§ **Task directions**
Show all lines from the records below in which the string "location" is present.

§ **Listed entries**
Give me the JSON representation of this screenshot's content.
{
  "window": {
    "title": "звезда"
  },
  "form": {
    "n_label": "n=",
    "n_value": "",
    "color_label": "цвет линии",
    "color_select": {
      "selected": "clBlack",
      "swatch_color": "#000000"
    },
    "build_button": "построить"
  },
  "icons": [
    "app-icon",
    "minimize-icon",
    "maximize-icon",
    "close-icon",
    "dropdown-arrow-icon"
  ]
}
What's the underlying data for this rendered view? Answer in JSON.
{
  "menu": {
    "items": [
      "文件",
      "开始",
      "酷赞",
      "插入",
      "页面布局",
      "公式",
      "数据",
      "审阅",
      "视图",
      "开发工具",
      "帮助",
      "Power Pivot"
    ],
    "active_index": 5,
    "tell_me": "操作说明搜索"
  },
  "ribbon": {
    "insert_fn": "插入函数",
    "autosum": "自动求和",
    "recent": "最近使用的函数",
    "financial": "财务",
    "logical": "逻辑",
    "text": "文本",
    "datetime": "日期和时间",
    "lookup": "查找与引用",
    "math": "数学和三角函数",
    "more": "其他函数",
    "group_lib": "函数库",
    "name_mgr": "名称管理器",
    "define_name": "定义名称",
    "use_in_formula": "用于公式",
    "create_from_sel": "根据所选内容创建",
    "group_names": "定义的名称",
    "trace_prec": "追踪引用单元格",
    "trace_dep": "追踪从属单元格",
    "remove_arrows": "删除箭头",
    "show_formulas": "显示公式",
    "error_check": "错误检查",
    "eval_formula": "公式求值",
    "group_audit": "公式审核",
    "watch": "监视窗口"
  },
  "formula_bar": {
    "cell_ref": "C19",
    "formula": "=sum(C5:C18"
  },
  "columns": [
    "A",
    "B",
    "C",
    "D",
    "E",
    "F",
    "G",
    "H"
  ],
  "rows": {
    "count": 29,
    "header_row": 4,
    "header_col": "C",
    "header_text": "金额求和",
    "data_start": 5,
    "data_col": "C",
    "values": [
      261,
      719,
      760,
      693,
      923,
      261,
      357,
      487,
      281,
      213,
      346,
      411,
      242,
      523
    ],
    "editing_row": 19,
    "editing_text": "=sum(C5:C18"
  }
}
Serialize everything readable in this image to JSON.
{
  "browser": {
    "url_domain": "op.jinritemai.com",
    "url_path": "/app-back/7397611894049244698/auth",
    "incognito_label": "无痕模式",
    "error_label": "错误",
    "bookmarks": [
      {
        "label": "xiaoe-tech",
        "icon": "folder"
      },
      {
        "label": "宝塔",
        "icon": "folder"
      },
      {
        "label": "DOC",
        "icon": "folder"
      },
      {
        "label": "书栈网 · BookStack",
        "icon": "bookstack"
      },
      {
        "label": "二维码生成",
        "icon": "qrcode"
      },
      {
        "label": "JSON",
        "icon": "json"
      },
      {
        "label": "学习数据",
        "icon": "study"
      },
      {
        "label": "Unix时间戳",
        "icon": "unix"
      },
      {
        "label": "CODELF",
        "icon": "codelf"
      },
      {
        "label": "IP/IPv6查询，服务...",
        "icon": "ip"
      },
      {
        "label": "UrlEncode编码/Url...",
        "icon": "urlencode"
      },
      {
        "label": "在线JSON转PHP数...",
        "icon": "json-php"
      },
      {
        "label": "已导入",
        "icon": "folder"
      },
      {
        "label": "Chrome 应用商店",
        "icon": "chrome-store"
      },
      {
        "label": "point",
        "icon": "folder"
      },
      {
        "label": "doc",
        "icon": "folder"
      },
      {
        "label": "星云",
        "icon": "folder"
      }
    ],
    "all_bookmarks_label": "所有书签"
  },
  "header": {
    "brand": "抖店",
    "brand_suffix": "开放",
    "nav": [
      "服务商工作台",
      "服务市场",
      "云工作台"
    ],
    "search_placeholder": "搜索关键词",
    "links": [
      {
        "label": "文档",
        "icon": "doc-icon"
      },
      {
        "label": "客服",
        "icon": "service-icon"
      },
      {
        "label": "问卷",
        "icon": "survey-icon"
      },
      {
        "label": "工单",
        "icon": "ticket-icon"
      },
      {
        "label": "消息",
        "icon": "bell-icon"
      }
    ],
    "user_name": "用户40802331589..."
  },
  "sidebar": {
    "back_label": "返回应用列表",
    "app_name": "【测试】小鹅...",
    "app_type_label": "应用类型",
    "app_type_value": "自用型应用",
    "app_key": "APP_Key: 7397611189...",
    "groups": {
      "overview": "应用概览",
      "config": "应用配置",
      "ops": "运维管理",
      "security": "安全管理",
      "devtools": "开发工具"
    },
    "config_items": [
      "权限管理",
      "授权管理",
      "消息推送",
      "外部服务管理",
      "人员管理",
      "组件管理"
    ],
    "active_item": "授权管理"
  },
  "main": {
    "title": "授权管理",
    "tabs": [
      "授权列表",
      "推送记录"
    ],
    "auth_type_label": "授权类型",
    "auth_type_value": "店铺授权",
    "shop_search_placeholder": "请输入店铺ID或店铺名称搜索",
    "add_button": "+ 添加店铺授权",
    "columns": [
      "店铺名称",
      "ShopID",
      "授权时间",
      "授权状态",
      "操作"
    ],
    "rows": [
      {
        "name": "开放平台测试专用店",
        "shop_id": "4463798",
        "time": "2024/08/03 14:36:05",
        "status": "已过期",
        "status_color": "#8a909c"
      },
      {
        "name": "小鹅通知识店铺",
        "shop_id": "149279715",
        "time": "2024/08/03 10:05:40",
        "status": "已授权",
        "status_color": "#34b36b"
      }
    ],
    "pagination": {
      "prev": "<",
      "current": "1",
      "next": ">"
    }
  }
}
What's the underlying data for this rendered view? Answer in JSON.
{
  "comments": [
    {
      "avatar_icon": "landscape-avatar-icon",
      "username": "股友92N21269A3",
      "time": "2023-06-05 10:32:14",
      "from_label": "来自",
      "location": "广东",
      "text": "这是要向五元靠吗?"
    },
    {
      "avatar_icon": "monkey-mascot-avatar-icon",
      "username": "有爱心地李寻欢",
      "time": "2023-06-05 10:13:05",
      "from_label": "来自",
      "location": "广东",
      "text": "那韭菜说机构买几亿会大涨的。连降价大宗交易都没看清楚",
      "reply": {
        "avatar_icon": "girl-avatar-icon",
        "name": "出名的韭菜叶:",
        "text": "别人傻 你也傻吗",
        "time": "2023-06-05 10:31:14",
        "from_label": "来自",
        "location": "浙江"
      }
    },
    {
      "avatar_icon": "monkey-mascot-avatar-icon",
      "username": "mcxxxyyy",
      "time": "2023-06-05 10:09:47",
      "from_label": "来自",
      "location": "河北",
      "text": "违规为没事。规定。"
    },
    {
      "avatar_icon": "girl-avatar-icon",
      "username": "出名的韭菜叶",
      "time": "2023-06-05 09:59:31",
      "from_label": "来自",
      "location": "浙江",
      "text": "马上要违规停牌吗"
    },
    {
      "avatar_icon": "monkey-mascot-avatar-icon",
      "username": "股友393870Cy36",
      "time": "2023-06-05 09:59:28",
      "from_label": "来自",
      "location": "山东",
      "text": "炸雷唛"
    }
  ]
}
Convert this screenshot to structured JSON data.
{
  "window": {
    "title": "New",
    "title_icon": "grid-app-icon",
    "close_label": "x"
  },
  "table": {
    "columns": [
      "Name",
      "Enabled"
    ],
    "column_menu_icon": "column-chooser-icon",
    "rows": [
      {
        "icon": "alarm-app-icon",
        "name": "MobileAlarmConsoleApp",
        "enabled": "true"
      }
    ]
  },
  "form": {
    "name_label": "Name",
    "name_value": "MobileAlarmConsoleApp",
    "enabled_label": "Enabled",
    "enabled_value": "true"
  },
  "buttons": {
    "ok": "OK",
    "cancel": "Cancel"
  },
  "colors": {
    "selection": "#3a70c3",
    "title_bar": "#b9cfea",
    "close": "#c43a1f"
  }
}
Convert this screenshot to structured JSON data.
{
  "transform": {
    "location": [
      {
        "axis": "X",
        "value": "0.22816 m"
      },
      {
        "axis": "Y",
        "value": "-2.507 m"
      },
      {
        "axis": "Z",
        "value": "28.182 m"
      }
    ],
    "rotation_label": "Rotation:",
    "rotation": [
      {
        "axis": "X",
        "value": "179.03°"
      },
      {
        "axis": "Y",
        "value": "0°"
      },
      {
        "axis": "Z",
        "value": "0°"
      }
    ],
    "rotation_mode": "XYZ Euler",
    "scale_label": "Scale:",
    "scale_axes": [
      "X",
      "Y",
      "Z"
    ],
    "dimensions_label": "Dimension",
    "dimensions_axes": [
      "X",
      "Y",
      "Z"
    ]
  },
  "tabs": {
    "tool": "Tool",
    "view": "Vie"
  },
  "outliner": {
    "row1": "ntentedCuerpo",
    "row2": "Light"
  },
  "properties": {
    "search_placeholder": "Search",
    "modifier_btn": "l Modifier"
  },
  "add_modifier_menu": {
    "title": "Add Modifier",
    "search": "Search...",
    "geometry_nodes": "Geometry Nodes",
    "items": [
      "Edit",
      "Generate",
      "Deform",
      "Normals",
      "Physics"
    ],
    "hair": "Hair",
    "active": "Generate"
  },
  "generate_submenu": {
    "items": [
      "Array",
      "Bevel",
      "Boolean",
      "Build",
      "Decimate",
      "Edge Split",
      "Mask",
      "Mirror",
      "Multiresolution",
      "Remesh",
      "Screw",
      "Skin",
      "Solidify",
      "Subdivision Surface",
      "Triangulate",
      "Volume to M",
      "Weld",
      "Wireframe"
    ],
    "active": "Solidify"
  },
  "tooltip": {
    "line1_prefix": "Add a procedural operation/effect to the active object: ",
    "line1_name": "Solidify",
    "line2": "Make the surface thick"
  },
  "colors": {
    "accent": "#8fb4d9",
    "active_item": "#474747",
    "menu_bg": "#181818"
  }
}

§ **Exercise output**
      "location": "广东",
      "location": "广东",
        "location": "浙江"
      "location": "河北",
      "location": "浙江",
      "location": "山东",
    "location": [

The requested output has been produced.